Amplasament / Location: Norrebro, Copenhaga (Danemarca) / Copenhagen (Denmark) Design / Planning: 2007 Construcție / Construction: 2011 Suprafață / Size: 39.000 mp / sqm Client / Client: Realdania & the Community of Copenhagen Echipă / Team: TOPOTEK 1, B.I.G. Architects, Superflex
Superkilen is a heterogenous site-collage in a dense, centrally located neighbourhood in Copenhagen. The strongly international quarter with a mix of different cultures is to be revitalized using open space as a physical framework. This space is to be propelled beyond its current role as a mono-functional transit area into being innovative and dense with synchronicities. Accordingly, the concept aims at enhancing the diverse characters of its protagonists and within the site. A black square, a red square and a green park will be the matrix of dialogue with the realities of Superkilen. As part of this dialogue, the design reattributes an essential motif from garden-history. In the garden, the translocation of an ideal, the reproduction of a another place, of a far off landscape, is a common theme through time.
Where the historic Chinese garden features miniature rock formations of famous mountain ranges, the Japanese zen garden abstracts the sea into waves of gravel. The historic gardens in Florence or Versaille are loaden with allegorical depictions and the historic English landscape garden showcases replications of Greek ruins. In Superkilen this theme finds a contemporary, an urban form: a global, universal garden. Here, the transfer of significative elements from other places and cultures reflects the multi-ethnic structure of the neighborhood and activates it.
The furnishing of Superkilen is developed from an international catalogue of urban design elements. In many months of workshops and conversations with residents and local associations the creativity and fantasy of the quarter has been mobilized. Civic participation has been developed as a motor for the design principle of multitude. Round benches, fountains, lamps, fitness equipment and sundry more now projects Superkilen’s diversity and international personality onto the matrix of a versatile neighborhood park.

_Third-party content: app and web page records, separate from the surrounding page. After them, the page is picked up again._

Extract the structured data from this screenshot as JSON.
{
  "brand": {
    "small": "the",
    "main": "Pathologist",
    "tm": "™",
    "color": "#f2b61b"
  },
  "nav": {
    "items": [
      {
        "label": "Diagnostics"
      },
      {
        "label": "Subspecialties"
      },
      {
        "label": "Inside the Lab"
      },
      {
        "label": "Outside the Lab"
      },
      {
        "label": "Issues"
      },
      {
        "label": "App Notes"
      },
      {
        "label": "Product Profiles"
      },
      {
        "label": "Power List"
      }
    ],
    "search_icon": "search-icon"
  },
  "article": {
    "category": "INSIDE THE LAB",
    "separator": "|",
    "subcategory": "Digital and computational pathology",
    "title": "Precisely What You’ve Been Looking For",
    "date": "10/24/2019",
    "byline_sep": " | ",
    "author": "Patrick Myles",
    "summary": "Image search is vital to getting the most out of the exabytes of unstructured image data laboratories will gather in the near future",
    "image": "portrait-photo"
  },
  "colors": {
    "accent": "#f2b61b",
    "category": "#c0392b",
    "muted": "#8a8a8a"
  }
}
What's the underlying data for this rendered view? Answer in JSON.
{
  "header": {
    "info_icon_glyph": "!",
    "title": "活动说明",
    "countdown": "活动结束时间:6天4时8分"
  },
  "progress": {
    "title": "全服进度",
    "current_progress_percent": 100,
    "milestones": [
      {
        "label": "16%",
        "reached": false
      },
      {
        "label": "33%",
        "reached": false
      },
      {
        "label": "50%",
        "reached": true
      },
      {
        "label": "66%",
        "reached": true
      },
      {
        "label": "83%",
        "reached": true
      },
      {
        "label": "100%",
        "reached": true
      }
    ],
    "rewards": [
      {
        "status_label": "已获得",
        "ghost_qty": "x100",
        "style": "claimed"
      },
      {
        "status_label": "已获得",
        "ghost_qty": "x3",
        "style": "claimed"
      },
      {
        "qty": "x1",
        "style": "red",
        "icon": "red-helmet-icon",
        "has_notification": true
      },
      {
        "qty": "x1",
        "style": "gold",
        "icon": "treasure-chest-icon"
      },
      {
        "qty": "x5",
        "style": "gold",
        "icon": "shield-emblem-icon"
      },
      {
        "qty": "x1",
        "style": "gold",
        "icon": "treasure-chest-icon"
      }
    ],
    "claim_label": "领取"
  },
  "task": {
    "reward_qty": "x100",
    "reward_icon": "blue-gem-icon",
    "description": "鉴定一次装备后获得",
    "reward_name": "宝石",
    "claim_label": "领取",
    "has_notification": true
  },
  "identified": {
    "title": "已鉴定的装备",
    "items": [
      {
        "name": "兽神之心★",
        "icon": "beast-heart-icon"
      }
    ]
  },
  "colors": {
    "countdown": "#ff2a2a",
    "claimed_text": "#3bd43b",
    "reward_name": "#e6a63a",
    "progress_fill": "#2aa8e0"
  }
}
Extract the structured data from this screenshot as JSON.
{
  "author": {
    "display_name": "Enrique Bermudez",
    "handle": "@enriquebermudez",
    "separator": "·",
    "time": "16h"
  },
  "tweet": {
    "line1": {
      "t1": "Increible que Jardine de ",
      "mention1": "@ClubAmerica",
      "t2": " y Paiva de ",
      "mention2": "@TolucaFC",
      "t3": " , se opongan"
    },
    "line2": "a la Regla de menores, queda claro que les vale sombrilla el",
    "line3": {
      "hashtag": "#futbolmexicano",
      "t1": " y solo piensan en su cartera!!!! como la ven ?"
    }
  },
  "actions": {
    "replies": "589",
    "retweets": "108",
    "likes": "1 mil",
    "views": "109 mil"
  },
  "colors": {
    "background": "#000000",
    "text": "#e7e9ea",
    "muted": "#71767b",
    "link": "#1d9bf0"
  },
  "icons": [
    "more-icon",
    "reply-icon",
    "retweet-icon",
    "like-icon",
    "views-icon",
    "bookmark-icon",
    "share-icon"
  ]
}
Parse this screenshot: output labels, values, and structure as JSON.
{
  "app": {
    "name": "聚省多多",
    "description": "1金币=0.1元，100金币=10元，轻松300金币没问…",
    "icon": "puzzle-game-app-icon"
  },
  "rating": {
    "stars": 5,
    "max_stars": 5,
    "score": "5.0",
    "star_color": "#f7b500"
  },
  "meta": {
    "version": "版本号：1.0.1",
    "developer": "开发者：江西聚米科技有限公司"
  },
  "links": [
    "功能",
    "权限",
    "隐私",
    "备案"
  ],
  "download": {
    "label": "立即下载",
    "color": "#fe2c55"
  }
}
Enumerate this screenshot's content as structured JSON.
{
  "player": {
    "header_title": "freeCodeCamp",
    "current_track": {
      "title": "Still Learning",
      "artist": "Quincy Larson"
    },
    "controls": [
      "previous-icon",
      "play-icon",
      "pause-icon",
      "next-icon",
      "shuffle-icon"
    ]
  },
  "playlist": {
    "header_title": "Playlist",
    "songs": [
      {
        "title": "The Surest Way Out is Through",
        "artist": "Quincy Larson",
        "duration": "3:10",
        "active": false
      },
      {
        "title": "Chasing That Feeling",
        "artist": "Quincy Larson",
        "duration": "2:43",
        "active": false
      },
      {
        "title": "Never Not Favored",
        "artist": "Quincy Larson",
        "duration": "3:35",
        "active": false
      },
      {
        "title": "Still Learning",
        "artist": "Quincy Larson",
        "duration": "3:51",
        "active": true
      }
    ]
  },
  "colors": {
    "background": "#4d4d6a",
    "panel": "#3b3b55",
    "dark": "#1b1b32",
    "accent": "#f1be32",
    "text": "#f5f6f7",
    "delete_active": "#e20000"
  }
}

The light advertisements from many countries on the red square are probably the most obvious markers of this cultural transfer. The imported advertisement alienates the place in an almost theatrical way. The commercial objects, all begging for attention, actually fall short of their culturally specific target group. In the process, however, they become ambassadors and activists of a global urban culture. The synchronously staged repertoire of advertisements illuminates and mobilizes the neighborhood’s international character in times of information and communication. Meanwhile, the flashing neon advertisement for a Japanese pachinko parlour surprises and astonishes as much as historic chinoseries in a landscape garden, while telephone cells from Latinamerica create the flicker of an illusion of a beach promenade.